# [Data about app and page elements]
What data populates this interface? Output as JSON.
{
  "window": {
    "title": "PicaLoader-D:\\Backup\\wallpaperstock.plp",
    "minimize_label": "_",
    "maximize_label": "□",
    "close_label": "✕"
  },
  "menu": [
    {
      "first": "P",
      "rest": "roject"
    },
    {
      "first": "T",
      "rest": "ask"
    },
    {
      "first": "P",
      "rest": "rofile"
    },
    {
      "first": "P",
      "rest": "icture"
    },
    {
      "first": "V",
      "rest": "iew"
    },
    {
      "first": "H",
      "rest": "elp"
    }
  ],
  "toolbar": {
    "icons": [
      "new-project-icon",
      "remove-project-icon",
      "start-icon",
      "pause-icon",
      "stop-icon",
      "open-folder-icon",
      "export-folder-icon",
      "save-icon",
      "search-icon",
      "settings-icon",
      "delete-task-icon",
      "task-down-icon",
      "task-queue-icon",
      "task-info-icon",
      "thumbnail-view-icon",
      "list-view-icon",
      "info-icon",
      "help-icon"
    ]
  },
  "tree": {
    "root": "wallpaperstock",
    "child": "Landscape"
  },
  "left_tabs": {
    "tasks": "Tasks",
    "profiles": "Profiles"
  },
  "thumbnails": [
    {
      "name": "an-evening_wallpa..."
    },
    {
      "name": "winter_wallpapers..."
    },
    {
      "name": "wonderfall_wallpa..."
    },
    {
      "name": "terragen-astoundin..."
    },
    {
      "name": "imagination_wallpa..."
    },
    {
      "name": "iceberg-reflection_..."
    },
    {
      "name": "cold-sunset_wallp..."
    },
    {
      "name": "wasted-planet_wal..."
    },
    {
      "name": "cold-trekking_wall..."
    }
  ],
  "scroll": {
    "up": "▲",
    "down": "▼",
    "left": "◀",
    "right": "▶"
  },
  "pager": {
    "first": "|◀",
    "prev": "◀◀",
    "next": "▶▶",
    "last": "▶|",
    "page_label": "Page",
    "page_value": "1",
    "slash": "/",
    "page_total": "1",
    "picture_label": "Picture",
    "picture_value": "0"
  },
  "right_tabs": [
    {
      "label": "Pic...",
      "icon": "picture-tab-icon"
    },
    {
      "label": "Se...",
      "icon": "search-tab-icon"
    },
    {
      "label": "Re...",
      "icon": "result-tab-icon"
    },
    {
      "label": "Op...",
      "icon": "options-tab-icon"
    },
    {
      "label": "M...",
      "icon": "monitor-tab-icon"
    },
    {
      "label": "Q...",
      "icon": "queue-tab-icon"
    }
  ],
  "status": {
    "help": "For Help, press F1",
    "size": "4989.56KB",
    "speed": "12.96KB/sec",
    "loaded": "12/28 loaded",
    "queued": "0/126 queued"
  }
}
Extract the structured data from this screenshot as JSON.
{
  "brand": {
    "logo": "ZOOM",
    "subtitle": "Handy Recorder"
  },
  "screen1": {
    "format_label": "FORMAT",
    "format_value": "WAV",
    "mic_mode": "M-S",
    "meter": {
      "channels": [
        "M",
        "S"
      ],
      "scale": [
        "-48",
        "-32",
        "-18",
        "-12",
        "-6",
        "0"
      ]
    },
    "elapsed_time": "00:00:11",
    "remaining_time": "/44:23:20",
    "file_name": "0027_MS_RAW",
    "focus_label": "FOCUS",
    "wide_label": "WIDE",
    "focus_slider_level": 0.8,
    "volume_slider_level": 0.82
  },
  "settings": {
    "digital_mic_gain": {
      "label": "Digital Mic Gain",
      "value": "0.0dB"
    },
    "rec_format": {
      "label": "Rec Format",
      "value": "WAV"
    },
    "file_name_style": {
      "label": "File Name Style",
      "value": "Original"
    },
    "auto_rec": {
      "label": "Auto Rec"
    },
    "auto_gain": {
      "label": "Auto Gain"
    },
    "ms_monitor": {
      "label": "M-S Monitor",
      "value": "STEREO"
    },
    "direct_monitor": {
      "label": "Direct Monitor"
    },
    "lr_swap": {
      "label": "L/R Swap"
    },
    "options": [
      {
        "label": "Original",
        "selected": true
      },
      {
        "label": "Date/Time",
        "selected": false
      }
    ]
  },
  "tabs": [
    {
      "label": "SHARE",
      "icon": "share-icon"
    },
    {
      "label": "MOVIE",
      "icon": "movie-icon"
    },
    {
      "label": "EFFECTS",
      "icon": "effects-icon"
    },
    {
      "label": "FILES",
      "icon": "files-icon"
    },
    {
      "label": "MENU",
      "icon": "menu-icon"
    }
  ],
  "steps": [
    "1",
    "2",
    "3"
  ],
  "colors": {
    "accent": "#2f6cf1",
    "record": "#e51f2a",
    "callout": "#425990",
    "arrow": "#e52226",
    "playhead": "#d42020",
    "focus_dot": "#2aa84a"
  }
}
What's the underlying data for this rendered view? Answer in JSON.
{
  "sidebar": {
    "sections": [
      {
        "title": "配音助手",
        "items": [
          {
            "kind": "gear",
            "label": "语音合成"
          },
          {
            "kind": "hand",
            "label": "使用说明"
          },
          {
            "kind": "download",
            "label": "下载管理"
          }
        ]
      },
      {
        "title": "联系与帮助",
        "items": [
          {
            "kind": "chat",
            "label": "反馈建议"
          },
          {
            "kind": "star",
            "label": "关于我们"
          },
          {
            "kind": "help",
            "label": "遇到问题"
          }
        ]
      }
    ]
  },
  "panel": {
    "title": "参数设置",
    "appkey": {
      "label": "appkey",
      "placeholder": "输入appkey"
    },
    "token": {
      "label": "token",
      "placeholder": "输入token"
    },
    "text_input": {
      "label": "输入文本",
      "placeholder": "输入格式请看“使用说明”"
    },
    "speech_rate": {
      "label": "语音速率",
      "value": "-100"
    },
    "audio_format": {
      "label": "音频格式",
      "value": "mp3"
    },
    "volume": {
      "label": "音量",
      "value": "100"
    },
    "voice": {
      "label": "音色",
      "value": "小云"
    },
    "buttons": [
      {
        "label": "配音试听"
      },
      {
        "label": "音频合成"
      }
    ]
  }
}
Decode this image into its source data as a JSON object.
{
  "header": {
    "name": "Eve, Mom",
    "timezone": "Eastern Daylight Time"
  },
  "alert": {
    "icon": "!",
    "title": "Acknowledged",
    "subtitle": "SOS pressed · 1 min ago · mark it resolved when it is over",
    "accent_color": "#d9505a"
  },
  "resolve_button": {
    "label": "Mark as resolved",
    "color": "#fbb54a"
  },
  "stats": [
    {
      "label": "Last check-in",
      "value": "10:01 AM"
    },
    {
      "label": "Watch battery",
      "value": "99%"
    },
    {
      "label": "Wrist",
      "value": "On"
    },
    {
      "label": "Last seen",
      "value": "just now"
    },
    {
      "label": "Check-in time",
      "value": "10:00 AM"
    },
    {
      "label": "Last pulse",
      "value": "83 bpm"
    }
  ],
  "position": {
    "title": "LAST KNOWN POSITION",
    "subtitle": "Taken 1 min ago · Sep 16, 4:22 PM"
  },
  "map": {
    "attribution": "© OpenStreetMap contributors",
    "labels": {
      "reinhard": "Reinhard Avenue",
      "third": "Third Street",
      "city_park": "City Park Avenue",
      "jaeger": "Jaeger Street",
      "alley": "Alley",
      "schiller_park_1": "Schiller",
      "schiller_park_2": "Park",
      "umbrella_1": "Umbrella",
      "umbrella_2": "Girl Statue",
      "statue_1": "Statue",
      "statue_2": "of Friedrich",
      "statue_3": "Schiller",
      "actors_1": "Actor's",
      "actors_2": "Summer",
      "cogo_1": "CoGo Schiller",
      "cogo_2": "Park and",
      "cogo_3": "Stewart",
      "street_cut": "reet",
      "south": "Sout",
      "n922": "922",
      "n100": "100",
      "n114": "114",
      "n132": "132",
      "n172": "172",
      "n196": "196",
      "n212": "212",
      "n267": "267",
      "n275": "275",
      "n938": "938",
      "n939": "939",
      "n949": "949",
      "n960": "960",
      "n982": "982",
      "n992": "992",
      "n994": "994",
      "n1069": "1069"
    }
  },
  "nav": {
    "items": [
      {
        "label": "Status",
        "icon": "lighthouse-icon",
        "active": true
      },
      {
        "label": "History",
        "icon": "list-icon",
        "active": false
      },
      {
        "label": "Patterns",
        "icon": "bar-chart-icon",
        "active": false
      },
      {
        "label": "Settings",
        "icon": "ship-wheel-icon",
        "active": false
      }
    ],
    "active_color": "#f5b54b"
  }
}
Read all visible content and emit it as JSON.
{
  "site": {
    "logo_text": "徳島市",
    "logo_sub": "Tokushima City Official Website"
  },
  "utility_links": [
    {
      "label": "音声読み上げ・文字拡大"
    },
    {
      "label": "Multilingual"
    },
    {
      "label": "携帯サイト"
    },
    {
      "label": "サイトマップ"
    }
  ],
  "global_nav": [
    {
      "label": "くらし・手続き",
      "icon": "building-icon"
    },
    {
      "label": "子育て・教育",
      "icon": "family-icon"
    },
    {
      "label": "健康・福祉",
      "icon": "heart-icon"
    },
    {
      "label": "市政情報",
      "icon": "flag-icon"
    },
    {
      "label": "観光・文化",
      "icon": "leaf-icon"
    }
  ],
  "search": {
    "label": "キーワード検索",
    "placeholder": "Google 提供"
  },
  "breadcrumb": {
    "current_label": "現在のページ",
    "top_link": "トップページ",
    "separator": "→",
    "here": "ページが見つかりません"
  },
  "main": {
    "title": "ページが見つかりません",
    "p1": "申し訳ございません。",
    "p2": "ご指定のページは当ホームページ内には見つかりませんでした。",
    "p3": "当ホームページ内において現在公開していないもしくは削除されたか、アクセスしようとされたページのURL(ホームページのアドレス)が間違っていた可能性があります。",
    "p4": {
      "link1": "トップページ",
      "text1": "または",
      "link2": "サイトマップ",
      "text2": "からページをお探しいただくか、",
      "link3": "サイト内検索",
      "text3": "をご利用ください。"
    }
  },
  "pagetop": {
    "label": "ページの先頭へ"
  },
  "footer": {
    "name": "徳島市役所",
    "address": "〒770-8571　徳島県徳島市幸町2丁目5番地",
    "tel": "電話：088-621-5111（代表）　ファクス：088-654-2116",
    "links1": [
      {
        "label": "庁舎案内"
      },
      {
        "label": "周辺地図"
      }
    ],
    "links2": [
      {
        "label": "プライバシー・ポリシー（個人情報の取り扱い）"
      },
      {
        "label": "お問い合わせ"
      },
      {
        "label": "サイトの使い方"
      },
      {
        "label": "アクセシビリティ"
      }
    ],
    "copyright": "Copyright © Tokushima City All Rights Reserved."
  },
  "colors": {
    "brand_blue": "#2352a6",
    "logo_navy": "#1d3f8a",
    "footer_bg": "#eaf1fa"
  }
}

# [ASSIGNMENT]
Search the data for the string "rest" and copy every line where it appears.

# [RESPONSE BOX]
      "rest": "roject"
      "rest": "ask"
      "rest": "rofile"
      "rest": "icture"
      "rest": "iew"
      "rest": "elp"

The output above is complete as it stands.